> **WHAT NEEDS TO BE DONE**
Your answer should be an exact copy of the listing.

> **GIVEN DATA**

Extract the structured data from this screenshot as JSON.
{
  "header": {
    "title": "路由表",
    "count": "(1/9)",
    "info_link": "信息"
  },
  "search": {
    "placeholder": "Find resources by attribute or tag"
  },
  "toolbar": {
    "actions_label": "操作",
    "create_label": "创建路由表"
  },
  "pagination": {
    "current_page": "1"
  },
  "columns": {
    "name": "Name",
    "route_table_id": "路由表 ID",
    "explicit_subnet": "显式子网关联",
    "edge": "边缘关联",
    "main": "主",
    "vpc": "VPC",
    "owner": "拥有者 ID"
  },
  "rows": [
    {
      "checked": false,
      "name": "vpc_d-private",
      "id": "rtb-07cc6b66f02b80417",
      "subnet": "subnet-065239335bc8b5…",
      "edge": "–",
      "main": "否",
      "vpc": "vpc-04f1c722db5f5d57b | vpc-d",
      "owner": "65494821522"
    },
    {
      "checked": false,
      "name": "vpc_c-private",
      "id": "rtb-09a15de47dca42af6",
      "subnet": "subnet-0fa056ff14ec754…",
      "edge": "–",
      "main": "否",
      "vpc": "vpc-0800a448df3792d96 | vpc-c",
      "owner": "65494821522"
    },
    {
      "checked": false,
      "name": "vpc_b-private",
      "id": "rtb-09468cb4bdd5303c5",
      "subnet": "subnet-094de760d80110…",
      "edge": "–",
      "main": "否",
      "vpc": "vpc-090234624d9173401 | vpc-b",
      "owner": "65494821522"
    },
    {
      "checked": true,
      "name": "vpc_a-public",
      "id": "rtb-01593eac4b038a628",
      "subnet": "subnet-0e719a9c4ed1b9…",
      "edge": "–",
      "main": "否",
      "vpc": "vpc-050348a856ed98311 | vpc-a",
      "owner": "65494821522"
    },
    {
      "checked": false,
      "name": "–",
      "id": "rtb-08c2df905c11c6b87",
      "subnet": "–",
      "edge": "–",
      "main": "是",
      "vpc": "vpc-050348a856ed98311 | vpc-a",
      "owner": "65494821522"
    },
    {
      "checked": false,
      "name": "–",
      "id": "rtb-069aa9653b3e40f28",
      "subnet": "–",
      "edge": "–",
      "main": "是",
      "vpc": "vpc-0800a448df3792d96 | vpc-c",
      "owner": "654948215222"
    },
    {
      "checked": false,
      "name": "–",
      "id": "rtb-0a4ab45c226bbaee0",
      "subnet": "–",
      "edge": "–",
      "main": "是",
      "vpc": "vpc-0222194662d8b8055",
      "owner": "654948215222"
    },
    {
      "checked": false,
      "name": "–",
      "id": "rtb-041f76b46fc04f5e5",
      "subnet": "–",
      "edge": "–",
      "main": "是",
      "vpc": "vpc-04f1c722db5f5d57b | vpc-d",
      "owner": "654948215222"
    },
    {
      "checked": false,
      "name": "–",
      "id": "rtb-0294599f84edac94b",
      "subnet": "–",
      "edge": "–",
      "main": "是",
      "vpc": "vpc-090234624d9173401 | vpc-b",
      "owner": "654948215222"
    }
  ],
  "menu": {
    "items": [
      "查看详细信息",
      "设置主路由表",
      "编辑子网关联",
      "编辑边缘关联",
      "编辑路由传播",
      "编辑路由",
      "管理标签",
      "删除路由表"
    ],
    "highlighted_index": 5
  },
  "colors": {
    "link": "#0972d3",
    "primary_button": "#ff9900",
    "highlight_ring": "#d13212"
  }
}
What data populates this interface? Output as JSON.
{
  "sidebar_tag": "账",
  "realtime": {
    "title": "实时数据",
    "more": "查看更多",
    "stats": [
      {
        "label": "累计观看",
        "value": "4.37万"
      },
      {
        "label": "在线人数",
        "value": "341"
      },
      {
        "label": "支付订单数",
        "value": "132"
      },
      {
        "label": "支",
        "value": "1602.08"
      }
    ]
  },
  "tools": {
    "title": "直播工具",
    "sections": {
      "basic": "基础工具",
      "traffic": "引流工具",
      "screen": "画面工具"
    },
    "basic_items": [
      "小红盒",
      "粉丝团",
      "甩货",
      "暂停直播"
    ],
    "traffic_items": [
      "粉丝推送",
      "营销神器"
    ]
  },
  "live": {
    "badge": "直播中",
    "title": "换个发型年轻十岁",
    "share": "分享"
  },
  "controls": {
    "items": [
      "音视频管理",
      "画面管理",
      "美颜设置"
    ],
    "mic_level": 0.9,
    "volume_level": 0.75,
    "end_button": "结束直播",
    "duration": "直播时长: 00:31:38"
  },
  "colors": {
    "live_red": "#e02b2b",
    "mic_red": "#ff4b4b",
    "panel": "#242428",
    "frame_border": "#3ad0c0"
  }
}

> **RESULT BELOW**
Extract the structured data from this screenshot as JSON.
{
  "header": {
    "title": "路由表",
    "count": "(1/9)",
    "info_link": "信息"
  },
  "search": {
    "placeholder": "Find resources by attribute or tag"
  },
  "toolbar": {
    "actions_label": "操作",
    "create_label": "创建路由表"
  },
  "pagination": {
    "current_page": "1"
  },
  "columns": {
    "name": "Name",
    "route_table_id": "路由表 ID",
    "explicit_subnet": "显式子网关联",
    "edge": "边缘关联",
    "main": "主",
    "vpc": "VPC",
    "owner": "拥有者 ID"
  },
  "rows": [
    {
      "checked": false,
      "name": "vpc_d-private",
      "id": "rtb-07cc6b66f02b80417",
      "subnet": "subnet-065239335bc8b5…",
      "edge": "–",
      "main": "否",
      "vpc": "vpc-04f1c722db5f5d57b | vpc-d",
      "owner": "65494821522"
    },
    {
      "checked": false,
      "name": "vpc_c-private",
      "id": "rtb-09a15de47dca42af6",
      "subnet": "subnet-0fa056ff14ec754…",
      "edge": "–",
      "main": "否",
      "vpc": "vpc-0800a448df3792d96 | vpc-c",
      "owner": "65494821522"
    },
    {
      "checked": false,
      "name": "vpc_b-private",
      "id": "rtb-09468cb4bdd5303c5",
      "subnet": "subnet-094de760d80110…",
      "edge": "–",
      "main": "否",
      "vpc": "vpc-090234624d9173401 | vpc-b",
      "owner": "65494821522"
    },
    {
      "checked": true,
      "name": "vpc_a-public",
      "id": "rtb-01593eac4b038a628",
      "subnet": "subnet-0e719a9c4ed1b9…",
      "edge": "–",
      "main": "否",
      "vpc": "vpc-050348a856ed98311 | vpc-a",
      "owner": "65494821522"
    },
    {
      "checked": false,
      "name": "–",
      "id": "rtb-08c2df905c11c6b87",
      "subnet": "–",
      "edge": "–",
      "main": "是",
      "vpc": "vpc-050348a856ed98311 | vpc-a",
      "owner": "65494821522"
    },
    {
      "checked": false,
      "name": "–",
      "id": "rtb-069aa9653b3e40f28",
      "subnet": "–",
      "edge": "–",
      "main": "是",
      "vpc": "vpc-0800a448df3792d96 | vpc-c",
      "owner": "654948215222"
    },
    {
      "checked": false,
      "name": "–",
      "id": "rtb-0a4ab45c226bbaee0",
      "subnet": "–",
      "edge": "–",
      "main": "是",
      "vpc": "vpc-0222194662d8b8055",
      "owner": "654948215222"
    },
    {
      "checked": false,
      "name": "–",
      "id": "rtb-041f76b46fc04f5e5",
      "subnet": "–",
      "edge": "–",
      "main": "是",
      "vpc": "vpc-04f1c722db5f5d57b | vpc-d",
      "owner": "654948215222"
    },
    {
      "checked": false,
      "name": "–",
      "id": "rtb-0294599f84edac94b",
      "subnet": "–",
      "edge": "–",
      "main": "是",
      "vpc": "vpc-090234624d9173401 | vpc-b",
      "owner": "654948215222"
    }
  ],
  "menu": {
    "items": [
      "查看详细信息",
      "设置主路由表",
      "编辑子网关联",
      "编辑边缘关联",
      "编辑路由传播",
      "编辑路由",
      "管理标签",
      "删除路由表"
    ],
    "highlighted_index": 5
  },
  "colors": {
    "link": "#0972d3",
    "primary_button": "#ff9900",
    "highlight_ring": "#d13212"
  }
}
What data populates this interface? Output as JSON.
{
  "sidebar_tag": "账",
  "realtime": {
    "title": "实时数据",
    "more": "查看更多",
    "stats": [
      {
        "label": "累计观看",
        "value": "4.37万"
      },
      {
        "label": "在线人数",
        "value": "341"
      },
      {
        "label": "支付订单数",
        "value": "132"
      },
      {
        "label": "支",
        "value": "1602.08"
      }
    ]
  },
  "tools": {
    "title": "直播工具",
    "sections": {
      "basic": "基础工具",
      "traffic": "引流工具",
      "screen": "画面工具"
    },
    "basic_items": [
      "小红盒",
      "粉丝团",
      "甩货",
      "暂停直播"
    ],
    "traffic_items": [
      "粉丝推送",
      "营销神器"
    ]
  },
  "live": {
    "badge": "直播中",
    "title": "换个发型年轻十岁",
    "share": "分享"
  },
  "controls": {
    "items": [
      "音视频管理",
      "画面管理",
      "美颜设置"
    ],
    "mic_level": 0.9,
    "volume_level": 0.75,
    "end_button": "结束直播",
    "duration": "直播时长: 00:31:38"
  },
  "colors": {
    "live_red": "#e02b2b",
    "mic_red": "#ff4b4b",
    "panel": "#242428",
    "frame_border": "#3ad0c0"
  }
}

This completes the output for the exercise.